BBC PRESENTER AND journalist Jeremy Paxman told the Leveson inquiry into media standards in the UK yesterday how former tabloid editor Piers Morgan showed him how to protect his mobile phone from hacks.
Describing a surreal lunch at the Daily Mirror in 2002, the presenter of Newsnight said he remembers the event because it was “so unusual to be invited into such a bestiary”. He said he can also recall the meal because he was “really struck by something Piers Morgan said”.
The guest list included the chairman of Trinity Mirror Sir Victor Blank, Topshop billionaire Sir Philip Green and TV star Ulrika Jonsson.
Earlier that year, Morgan’s newspaper had revealed details of an affair Jonsson had with then-English football coach Sven-Göran Eriksson. The relationship became a topic of conversation during the lunch.

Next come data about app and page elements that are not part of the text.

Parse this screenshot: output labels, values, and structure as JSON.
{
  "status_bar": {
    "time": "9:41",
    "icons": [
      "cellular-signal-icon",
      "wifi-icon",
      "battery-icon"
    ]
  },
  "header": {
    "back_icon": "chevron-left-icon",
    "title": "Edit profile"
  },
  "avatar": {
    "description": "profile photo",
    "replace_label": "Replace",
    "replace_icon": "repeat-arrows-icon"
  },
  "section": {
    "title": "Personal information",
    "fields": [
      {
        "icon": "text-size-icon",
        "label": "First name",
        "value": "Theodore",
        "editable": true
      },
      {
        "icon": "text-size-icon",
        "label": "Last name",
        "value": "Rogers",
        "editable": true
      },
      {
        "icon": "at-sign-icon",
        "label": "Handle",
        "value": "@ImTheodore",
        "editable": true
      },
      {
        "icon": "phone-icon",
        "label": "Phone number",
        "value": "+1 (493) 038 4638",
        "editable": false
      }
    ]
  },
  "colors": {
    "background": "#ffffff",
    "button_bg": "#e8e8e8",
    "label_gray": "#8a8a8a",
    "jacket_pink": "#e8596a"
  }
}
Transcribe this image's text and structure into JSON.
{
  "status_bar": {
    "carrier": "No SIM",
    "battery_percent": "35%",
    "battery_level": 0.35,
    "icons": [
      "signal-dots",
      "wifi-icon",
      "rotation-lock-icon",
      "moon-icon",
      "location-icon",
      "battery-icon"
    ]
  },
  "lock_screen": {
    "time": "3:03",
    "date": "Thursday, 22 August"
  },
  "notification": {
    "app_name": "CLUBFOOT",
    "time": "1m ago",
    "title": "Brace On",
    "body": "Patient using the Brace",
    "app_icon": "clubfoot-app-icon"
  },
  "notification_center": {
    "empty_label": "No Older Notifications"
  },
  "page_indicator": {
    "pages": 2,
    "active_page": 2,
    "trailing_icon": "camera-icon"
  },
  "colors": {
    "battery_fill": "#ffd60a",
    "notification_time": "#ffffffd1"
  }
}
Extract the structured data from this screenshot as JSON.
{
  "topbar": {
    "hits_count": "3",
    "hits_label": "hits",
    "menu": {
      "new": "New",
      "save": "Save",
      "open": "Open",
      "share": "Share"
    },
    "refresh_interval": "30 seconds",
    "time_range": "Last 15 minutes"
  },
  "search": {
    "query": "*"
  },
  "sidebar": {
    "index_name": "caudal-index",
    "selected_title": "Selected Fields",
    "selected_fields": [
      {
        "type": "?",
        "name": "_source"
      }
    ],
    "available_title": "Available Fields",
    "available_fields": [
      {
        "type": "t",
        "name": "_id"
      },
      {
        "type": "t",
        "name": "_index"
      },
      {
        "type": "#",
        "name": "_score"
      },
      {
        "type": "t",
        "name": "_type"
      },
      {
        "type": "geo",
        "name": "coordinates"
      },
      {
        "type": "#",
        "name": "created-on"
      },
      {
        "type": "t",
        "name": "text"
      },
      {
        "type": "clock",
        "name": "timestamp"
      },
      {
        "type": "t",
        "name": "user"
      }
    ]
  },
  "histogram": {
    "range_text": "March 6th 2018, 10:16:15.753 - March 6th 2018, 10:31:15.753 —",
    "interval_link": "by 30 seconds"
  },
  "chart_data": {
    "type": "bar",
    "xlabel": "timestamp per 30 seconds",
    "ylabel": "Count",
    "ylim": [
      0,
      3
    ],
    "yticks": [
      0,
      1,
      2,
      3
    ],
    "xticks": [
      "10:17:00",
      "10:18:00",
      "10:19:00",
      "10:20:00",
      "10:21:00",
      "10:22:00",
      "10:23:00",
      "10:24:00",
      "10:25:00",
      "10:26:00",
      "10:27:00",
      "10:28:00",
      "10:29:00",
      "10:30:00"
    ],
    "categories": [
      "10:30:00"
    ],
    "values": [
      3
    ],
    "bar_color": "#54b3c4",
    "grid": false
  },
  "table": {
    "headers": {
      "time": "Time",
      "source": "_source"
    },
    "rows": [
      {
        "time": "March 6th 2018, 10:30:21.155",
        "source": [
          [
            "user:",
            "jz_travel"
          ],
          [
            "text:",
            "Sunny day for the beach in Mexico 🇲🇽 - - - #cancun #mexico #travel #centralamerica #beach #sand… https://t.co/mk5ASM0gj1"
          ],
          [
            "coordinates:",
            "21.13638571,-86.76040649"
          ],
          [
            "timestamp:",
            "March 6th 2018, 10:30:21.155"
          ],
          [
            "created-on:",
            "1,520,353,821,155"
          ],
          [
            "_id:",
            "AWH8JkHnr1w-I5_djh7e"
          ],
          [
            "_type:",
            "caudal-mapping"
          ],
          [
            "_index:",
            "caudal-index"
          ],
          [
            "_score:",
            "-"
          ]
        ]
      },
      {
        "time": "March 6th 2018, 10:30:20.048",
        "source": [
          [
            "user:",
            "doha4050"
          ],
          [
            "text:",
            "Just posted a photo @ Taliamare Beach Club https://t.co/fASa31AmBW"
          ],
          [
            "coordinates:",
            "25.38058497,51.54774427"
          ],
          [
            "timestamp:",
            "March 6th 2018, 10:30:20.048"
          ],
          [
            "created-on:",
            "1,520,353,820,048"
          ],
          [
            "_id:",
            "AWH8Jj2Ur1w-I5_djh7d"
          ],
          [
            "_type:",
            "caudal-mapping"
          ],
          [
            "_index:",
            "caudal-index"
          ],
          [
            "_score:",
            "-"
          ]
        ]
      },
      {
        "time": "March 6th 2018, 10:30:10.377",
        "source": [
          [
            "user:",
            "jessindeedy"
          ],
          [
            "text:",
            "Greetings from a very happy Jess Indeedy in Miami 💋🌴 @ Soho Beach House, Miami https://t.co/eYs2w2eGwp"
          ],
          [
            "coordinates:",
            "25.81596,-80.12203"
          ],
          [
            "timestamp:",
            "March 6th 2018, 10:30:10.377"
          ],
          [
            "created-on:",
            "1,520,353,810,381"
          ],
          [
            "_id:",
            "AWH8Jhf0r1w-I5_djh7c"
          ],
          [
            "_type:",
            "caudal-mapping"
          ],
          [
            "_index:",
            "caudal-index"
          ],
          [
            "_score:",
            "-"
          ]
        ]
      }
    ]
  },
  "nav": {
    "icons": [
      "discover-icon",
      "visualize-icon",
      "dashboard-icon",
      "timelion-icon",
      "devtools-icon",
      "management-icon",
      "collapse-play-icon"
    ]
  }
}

Paxman recalled: “Morgan said, teasing Ulrika, that he knew what had happened in conversations between her and Sven-Göran Eriksson and he went into this mock Swedish accent.”
Careful not to accuse Morgan of actually hacking into her phone, Paxman said, “Now, I don’t know if he was repeating a conversation he had heard or if he was imagining this conversation. In fact to be fair to him, I think we should accept both possibilities. He probably was imagining it – it was a rather bad parody.”
Following that exchange, Paxman told the inquiry that Morgan turned to him and asked, “Have you got a mobile phone?”
On answering ‘Yes’, Morgan questioned him on his voicemail security settings.
I didn’t know what he was talking about and he then explained the way to get access to people’s messages was to go to the factory default settings and press 000 or 1234 and if you didn’t put on your own code, in his words, ‘You are a fool’.
Paxman insisted that he remembered the lunch ten years later because he was “quite struck by it”.
I am rather wet behind the ears in many of these things. I didn’t know that sort of thing went on.
“It was clearly something [Morgan] was familiar with – and I wasn’t. I didn’t know this went on. If you are to say as a journalist that I should have, I would have to accept that criticism.”
Morgan told the inquiry last year that he did not listen to any of Jonsson’s voicemails in relation to her affair with Eriksson. He also said he could not remember the lunch with Paxman and Jonsson.
The now-American based television presenter didn’t seem too phased by the evidence given, later tweeting:
The Leveson inquiry is examining allegations and incidences of phone hacking at a number of newspapers during the 1990s and 2000s. Morgan has denied any knowledge of the practise at any newspaper he presided over.
He did, however, concede to knowing a ‘little trick’ of hacking into voicemails – something he had included in his 2001 book.